The term “Delayed Onset Muscle Soreness” (or DOMS) is usually seen as the bane of new exercisers, but even experienced athletes know that changing up your workout routine or intensity can result in some serious pain for the next few days.
If you’re recovering from your first tough workout, you might be wondering how to cope with the pain that’s starting to set in. The truth is, while nearly everyone who works out is going to experience DOMS at some point, there are some steps you can take both during and after your workout to reduce your discomfort and post workout soreness.
Adequate warm-up and cool-down. Your warm-up should mimic your workout, but at a lower intensity. Cool-downs offer a similar benefit by allowing your mind and body to acclimate to your post-workout environment as your heart rate and breathing slow and your muscles relax.
Stretching and flexibility. While stretching may have little impact on DOMS following the workout you just completed, over time it will increase your range of movement, muscle strength and potentially prevent future aches and pains.
Finally, as you plan your workouts, know that workouts involving unconventional movements (like downhill running, plyometric training, and resistance training) are more likely to lead to DOMS. If these workouts are your main game plan, especially if you’re increasing intensity over previous efforts, then increasing your usual warm-up and cool down will greatly benefit you.
Once DOMS sets in, there are a few recommendations that might help you find relief…and a few that won’t.
Massage. Studies have shown that massage can increase inflammation in the body and can increase muscle soreness, so it is unlikely to leave you feeling better once DOMS is leaving you sidelined. A light massage that will improve your circulation immediately after your workout however, is worth a shot, as long as it is at a level of intensity that will not lead to more inflammation.
Active recovery. Many athletes swear by active recovery, so returning to activities that are similar to but lower in intensity than the ones that left you sore, may leave you with some relief. Try a few reps of bodyweight strength training and some slow running, walking or elliptical training. Swimming can also be especially helpful.
Alternative methods. Other common recommendations include Epsom salts baths and ibuprofen. While research demonstrating the effectiveness of these interventions is pretty limited, many athletes find them helpful.
The main thing to understand is that DOMS is a normal response to changes in your workout routine, whether you’re new to exercise, or are just new to your current activity. However you treat it, remember to give yourself extra time to recover between your workouts, including extra sleep and good nutrition, and keep in mind that the soreness will pass within a session or two.
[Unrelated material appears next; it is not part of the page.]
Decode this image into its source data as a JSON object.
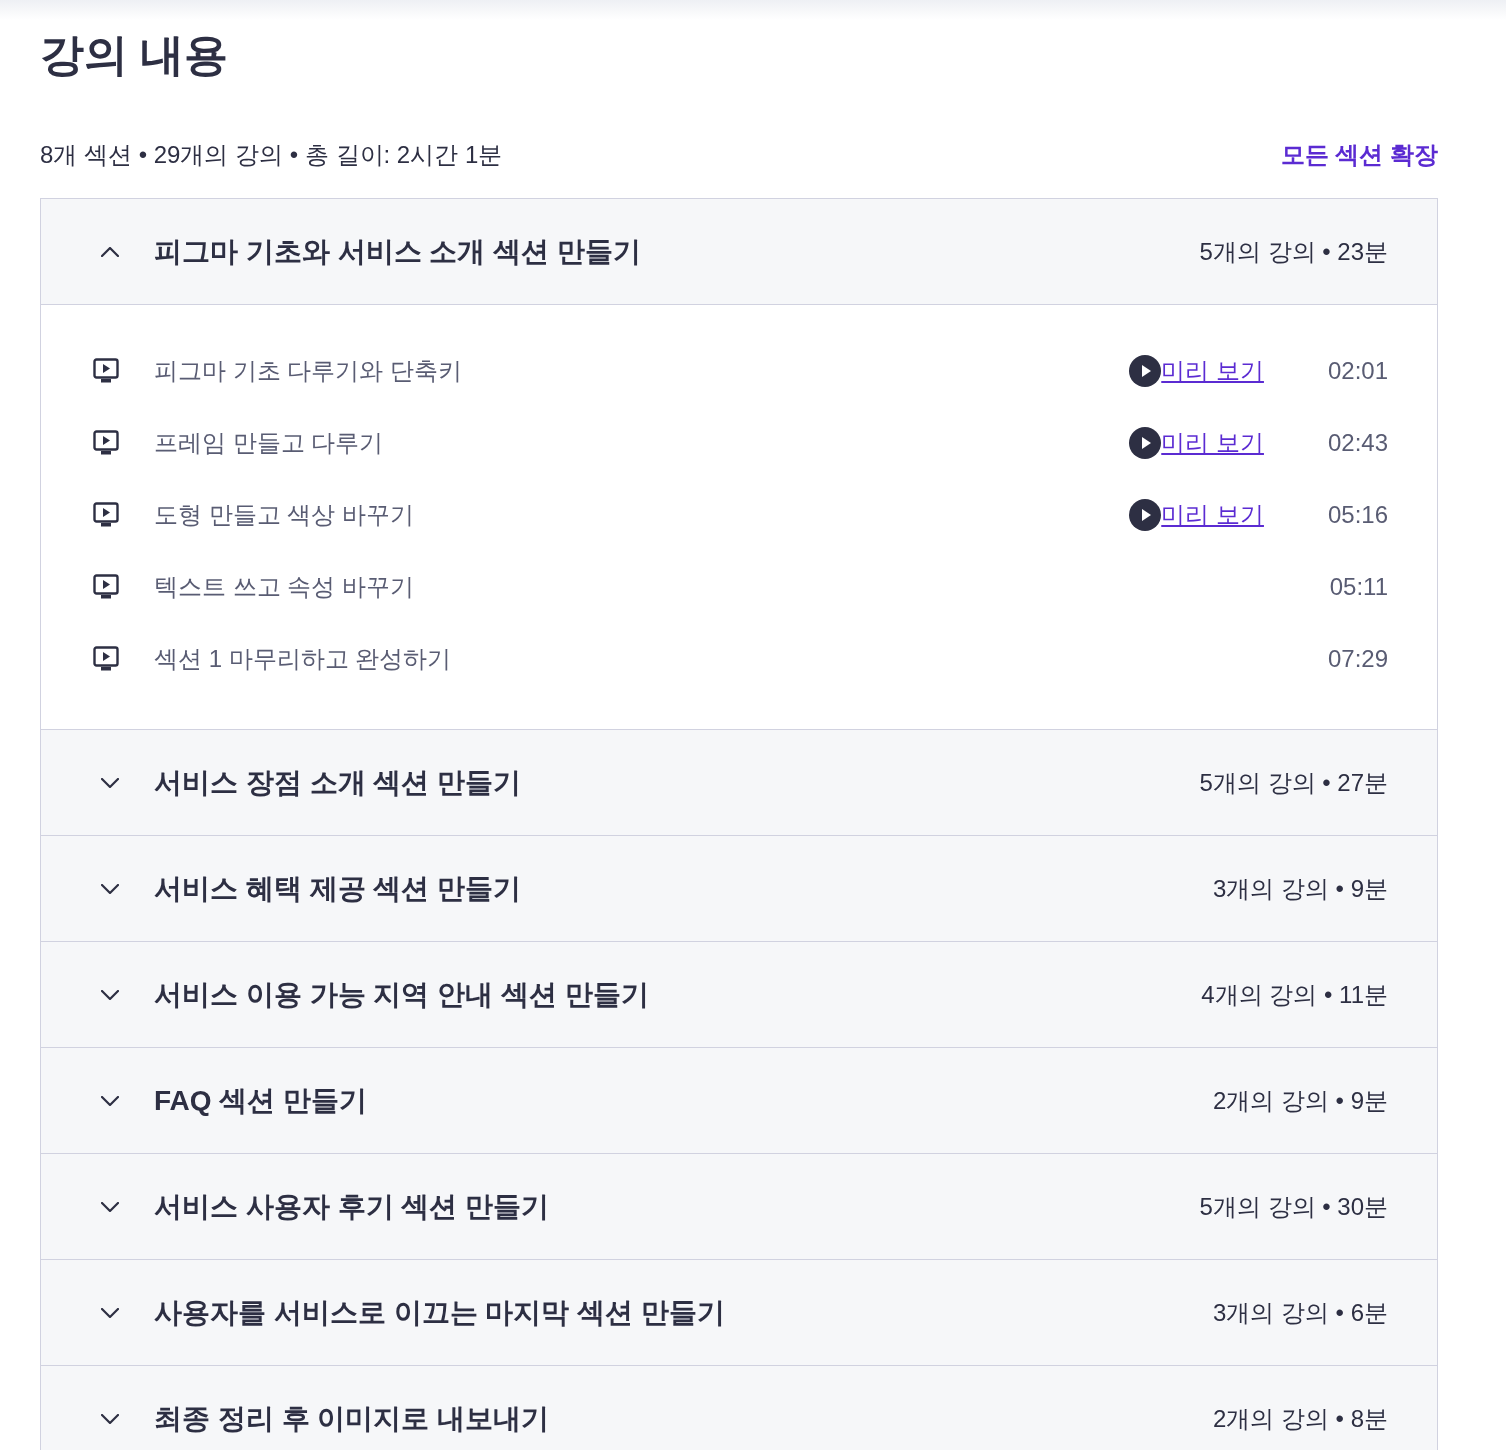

About the writer: Joli Guenther is a certified personal trainer, yoga instructor and clinical social worker practicing in and around Madison, Wisconsin. Learn more on the Meet Our Writers page.